Having evolved into one of the UN’s most important tools, even though it was not reflected in the Charter, peacekeeping is proof that this organization can deliver by finding the means to serve its ends. To maintain this achievement however, the decisions governing the creation, functioning and conclusion of PKOs should continue to be guided by the security situation on the ground and by ensuring that an operation can effectively implement its mandate, in accordance with relevant Security Council resolutions.

To ensure this effectiveness, the following elements should come as standard in the mandate and/or the toolbox of all UN PKOs:

1. They need to be able to prevent and/or respond to violations of the sovereignty and sovereign rights of their host states, in cases of aggression and inter-state conflict.

2. They need to be able to prevent and/or respond to unilateral attempts for military gains on the ground, as well as to violations of the military status quo and the creation of facts on the ground that constitute illegal practices or entrench the conflict. The developments in Varosha since October 2020, with the continuing inability to address and reverse the clear violations of relevant UNSCRs, are a case in point.

3. They need to be able to address arbitrary restrictions imposed by non-cooperative actors on the ground that prevent the operation from implementing its mandate.

4. They should strive for broad and regional situational awareness and share it with the Security Council.

5. They need to have the necessary capabilities for the protection of civilians, including IDPs and other victims of conflict, the facilitation of humanitarian responses, mine action, fact-finding and evidence gathering in the event of atrocities, as well as upholding IHL and international human rights law.

6. They need to be mindful of their environmental footprint, as they increasingly are with the progressive implementation of the UN Environment Strategy for Peace Operations.

7. Last but not least, the importance of a cooperative, synergetic, and accountable relationship between a PKO and its host state cannot be overstated.


Madam Chair,

Turning to Special Political Missions, I wish to start by stressing that they are not simply an instrument to encourage conflict parties to negotiate and resolve their differences peacefully; they reflect the existential purpose of the UN to ensure fair and viable settlements to conflicts and disputes, in line with international law and the UN Charter’s overarching objective for the peaceful settlement of disputes, irrespective of the power disparities among Member States.

To maximize their effectiveness, SPMs should:

1. Have in-depth knowledge of local circumstances and the roots of a conflict and be prepared to share best practices and governance formulae from other settings, notwithstanding the fact that political systems and solutions do not travel very well.

2. Be guided by parameters that guarantee sustainable dispute resolution, such as functional political solutions of high democratic standards that are nationally owned and which exclude foreign interference; strong rule of law frameworks without concessions to legal recourse; full respect for human rights and fundamental freedoms; social and economic equality; and of course, accountability and remedies for abuses suffered in a conflict.

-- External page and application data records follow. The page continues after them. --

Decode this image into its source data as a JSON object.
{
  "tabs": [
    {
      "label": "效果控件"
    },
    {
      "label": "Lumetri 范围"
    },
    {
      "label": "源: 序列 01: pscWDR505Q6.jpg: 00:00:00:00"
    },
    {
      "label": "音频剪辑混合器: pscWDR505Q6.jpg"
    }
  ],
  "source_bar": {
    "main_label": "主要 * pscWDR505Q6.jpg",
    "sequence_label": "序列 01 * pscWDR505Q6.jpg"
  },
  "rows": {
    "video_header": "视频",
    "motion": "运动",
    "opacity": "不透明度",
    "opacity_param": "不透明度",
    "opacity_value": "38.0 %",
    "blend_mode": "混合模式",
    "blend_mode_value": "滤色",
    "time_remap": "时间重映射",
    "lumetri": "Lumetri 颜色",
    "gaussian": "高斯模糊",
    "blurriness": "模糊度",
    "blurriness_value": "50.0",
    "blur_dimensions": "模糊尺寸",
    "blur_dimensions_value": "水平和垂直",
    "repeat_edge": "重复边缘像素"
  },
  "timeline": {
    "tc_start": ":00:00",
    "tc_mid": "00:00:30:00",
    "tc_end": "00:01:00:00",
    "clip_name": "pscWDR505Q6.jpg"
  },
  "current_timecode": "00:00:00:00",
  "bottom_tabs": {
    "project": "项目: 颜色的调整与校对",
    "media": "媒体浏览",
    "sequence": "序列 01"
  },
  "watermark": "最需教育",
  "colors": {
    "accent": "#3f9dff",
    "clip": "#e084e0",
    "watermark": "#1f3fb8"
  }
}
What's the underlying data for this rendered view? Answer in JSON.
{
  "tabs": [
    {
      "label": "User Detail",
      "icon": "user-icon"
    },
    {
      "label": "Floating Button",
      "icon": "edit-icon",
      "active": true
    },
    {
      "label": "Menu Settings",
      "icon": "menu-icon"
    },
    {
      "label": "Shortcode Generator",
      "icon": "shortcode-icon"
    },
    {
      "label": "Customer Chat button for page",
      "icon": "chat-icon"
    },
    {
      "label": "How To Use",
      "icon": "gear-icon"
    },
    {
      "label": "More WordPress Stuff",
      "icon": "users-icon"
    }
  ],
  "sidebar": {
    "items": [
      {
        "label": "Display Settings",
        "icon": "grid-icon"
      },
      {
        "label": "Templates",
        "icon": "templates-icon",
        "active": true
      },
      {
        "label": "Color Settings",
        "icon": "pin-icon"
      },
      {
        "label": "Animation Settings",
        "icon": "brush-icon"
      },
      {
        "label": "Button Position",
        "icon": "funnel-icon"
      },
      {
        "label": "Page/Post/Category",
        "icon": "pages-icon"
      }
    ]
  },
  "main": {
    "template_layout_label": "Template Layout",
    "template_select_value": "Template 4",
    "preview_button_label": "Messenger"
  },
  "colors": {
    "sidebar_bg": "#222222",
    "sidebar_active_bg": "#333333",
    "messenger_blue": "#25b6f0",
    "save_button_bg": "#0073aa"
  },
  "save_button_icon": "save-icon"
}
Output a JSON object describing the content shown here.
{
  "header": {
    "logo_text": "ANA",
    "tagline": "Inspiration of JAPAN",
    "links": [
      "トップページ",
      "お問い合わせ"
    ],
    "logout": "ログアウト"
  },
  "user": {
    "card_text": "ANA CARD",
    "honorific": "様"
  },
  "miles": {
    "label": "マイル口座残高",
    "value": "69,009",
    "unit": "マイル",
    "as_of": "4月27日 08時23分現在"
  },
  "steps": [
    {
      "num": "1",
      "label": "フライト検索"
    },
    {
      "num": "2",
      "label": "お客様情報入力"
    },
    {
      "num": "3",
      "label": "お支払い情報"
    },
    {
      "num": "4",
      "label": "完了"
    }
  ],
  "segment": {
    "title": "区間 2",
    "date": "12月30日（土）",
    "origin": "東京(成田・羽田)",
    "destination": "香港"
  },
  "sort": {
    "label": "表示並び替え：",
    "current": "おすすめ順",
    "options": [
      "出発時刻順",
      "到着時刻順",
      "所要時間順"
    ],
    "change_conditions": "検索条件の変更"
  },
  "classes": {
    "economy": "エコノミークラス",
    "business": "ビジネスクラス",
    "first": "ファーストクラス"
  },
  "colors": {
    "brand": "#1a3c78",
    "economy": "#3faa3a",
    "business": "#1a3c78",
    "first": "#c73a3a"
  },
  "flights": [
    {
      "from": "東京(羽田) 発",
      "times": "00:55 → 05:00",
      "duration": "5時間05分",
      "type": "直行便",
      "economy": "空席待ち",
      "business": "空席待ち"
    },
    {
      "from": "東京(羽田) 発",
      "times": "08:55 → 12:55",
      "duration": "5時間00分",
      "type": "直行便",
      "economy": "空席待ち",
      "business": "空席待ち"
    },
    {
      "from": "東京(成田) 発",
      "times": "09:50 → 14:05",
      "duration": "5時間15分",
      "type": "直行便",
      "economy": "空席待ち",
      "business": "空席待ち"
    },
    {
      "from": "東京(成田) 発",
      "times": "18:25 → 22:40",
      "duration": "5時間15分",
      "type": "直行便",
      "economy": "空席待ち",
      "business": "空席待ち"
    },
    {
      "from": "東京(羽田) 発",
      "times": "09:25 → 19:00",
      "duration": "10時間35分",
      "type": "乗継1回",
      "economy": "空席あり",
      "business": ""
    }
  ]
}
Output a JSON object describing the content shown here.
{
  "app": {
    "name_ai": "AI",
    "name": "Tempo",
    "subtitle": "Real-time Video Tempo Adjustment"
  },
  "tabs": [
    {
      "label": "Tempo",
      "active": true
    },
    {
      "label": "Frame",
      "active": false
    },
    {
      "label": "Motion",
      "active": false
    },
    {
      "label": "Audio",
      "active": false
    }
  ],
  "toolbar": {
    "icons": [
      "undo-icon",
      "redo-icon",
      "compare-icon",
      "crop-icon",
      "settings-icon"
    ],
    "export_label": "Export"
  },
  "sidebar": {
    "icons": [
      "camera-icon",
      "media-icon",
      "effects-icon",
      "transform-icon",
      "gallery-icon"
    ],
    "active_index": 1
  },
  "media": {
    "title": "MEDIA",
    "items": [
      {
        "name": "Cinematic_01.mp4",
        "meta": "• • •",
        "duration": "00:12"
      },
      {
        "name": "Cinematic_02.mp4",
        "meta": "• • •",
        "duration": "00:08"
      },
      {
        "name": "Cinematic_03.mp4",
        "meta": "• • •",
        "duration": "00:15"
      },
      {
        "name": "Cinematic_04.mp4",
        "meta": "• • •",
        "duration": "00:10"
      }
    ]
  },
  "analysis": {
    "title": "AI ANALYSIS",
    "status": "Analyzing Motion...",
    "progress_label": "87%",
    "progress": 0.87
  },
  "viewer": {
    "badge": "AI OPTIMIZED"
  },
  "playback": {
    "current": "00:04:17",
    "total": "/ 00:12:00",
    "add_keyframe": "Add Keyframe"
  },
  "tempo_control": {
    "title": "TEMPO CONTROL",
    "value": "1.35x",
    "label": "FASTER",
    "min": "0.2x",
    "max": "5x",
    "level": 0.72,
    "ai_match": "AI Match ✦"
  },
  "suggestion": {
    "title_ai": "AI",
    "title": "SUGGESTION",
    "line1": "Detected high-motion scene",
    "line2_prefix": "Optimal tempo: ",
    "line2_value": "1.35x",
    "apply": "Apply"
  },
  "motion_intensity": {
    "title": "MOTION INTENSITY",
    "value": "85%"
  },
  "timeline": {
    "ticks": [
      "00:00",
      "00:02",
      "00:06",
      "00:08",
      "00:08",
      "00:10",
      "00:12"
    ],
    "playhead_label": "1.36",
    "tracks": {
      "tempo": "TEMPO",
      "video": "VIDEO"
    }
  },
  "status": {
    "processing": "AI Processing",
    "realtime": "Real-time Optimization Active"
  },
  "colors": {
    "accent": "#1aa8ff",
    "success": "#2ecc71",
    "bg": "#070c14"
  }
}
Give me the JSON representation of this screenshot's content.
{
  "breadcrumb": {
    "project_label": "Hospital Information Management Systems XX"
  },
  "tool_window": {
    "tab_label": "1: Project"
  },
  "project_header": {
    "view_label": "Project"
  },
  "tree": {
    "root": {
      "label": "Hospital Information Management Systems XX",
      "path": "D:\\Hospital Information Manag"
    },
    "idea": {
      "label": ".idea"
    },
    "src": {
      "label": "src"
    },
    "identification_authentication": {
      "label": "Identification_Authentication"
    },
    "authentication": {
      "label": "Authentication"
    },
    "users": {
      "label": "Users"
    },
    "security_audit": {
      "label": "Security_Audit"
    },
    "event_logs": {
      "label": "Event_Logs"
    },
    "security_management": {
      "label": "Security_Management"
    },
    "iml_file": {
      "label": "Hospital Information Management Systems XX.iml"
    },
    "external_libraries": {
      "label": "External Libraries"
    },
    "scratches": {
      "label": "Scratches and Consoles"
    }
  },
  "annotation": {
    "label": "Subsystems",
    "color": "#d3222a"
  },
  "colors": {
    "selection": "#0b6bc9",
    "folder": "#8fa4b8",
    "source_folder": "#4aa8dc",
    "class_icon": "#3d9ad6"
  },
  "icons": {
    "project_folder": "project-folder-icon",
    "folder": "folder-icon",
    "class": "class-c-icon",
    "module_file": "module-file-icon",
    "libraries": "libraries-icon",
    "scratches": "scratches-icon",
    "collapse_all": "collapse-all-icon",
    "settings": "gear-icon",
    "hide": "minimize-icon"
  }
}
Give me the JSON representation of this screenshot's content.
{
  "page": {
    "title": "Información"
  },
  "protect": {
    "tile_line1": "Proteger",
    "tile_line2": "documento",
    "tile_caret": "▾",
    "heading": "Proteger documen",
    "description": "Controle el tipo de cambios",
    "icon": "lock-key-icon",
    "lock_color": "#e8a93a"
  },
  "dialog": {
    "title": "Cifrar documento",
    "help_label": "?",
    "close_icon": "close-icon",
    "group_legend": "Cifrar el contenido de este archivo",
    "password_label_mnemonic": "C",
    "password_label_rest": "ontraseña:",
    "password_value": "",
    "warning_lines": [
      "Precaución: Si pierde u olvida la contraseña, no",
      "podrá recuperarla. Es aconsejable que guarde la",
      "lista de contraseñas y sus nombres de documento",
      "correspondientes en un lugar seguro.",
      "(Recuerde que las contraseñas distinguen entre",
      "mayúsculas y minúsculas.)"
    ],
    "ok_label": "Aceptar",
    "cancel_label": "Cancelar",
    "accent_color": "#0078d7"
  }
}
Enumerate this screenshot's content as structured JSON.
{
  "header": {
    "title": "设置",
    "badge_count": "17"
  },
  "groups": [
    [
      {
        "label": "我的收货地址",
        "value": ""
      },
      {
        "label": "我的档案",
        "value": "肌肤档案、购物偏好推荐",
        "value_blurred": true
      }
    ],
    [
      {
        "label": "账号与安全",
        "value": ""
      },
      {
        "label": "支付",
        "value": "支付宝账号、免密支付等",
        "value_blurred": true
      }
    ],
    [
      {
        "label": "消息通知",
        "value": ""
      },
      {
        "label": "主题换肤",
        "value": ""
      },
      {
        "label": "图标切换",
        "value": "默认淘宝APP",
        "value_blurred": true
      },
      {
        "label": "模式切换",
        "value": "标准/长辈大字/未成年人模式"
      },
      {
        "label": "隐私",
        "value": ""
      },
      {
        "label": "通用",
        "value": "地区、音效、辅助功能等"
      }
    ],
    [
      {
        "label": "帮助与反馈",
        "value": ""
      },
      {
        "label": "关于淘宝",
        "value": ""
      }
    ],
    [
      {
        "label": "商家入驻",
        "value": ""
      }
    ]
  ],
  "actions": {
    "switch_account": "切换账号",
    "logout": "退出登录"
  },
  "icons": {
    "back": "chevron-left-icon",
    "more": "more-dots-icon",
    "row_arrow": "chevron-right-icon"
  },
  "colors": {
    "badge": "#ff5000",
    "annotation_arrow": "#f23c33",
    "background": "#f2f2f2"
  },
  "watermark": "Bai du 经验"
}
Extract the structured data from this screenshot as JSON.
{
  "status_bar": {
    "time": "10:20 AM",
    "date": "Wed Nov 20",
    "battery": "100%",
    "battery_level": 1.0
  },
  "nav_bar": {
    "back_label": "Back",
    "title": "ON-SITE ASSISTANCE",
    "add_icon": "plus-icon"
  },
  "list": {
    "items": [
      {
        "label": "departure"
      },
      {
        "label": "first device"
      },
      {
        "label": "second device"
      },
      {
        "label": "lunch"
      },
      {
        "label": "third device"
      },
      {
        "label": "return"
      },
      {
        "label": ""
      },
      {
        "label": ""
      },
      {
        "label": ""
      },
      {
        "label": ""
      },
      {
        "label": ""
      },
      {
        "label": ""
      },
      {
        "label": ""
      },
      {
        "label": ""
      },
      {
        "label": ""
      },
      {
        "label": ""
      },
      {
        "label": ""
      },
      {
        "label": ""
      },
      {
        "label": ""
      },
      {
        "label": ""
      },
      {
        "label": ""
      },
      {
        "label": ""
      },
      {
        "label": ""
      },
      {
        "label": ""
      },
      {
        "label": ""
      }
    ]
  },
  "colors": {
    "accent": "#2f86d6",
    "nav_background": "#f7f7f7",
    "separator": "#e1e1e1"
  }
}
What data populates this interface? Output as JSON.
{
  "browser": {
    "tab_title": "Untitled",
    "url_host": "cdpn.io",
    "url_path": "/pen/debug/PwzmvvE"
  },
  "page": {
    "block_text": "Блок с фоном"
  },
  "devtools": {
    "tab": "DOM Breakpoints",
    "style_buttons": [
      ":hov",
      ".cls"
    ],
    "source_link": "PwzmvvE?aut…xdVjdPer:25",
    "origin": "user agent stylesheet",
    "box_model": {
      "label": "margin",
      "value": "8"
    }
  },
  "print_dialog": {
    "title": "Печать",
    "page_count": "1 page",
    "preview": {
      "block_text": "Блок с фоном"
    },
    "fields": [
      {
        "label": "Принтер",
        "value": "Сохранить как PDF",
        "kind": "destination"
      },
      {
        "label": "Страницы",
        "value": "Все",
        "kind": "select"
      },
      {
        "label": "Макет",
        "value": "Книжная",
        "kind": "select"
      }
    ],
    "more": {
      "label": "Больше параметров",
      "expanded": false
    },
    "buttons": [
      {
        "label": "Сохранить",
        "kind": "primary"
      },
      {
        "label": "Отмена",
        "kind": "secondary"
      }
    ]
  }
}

3. Account for factors that may compound a conflict, by having a broader strategic outlook than that commanded by it and by using foresight with respect to crisis multipliers such as climate change and scarcity of resources.

4. Create a safe space for women to have meaningful input in dispute resolution, given that inclusive processes elicit higher quality results that are more likely to be viable.

Before closing, Madam Chair, a brief remark on decolonization. One of the UN’s greatest achievements is the emergence into statehood of so many of us, as a result of the collective recognition of the fact that self-determination is an inalienable right, and that dependency and alien subjugation are not acceptable. Laying colonialism, including incomplete decolonization, to rest, is necessary to protect the integrity of the global system we created with the United Nations at its core, and it is feasible through a cooperative approach underpinned by the rules and norms that have already crystallized in the international legal order.

Thank you.


(MV/ECHR)